**Task item:**
The result should be a word-for-word retyping of the entries below, free of pictures.

**Data for analysis:**

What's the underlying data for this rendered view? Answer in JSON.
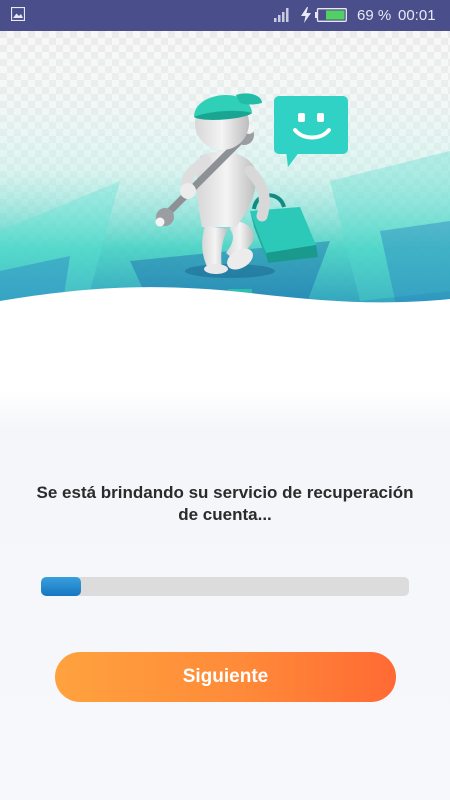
{
  "status_bar": {
    "battery": "69 %",
    "time": "00:01"
  },
  "main": {
    "message": "Se está brindando su servicio de recuperación de cuenta...",
    "progress_fraction": 0.11,
    "next_button_label": "Siguiente"
  },
  "colors": {
    "status_bar": "#4a4f8c",
    "progress_fill": "#1a7fc8",
    "progress_track": "#dcdcdc",
    "button_gradient_start": "#ffa23e",
    "button_gradient_end": "#ff6a33",
    "accent_teal": "#2fd2c4"
  },
  "icons": {
    "status_left": "gallery-icon",
    "signal": "signal-icon",
    "charging": "charging-icon",
    "battery": "battery-icon",
    "hero_bubble": "smiley-chat-bubble-icon"
  }
}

**Response box:**
What's the underlying data for this rendered view? Answer in JSON.
{
  "status_bar": {
    "battery": "69 %",
    "time": "00:01"
  },
  "main": {
    "message": "Se está brindando su servicio de recuperación de cuenta...",
    "progress_fraction": 0.11,
    "next_button_label": "Siguiente"
  },
  "colors": {
    "status_bar": "#4a4f8c",
    "progress_fill": "#1a7fc8",
    "progress_track": "#dcdcdc",
    "button_gradient_start": "#ffa23e",
    "button_gradient_end": "#ff6a33",
    "accent_teal": "#2fd2c4"
  },
  "icons": {
    "status_left": "gallery-icon",
    "signal": "signal-icon",
    "charging": "charging-icon",
    "battery": "battery-icon",
    "hero_bubble": "smiley-chat-bubble-icon"
  }
}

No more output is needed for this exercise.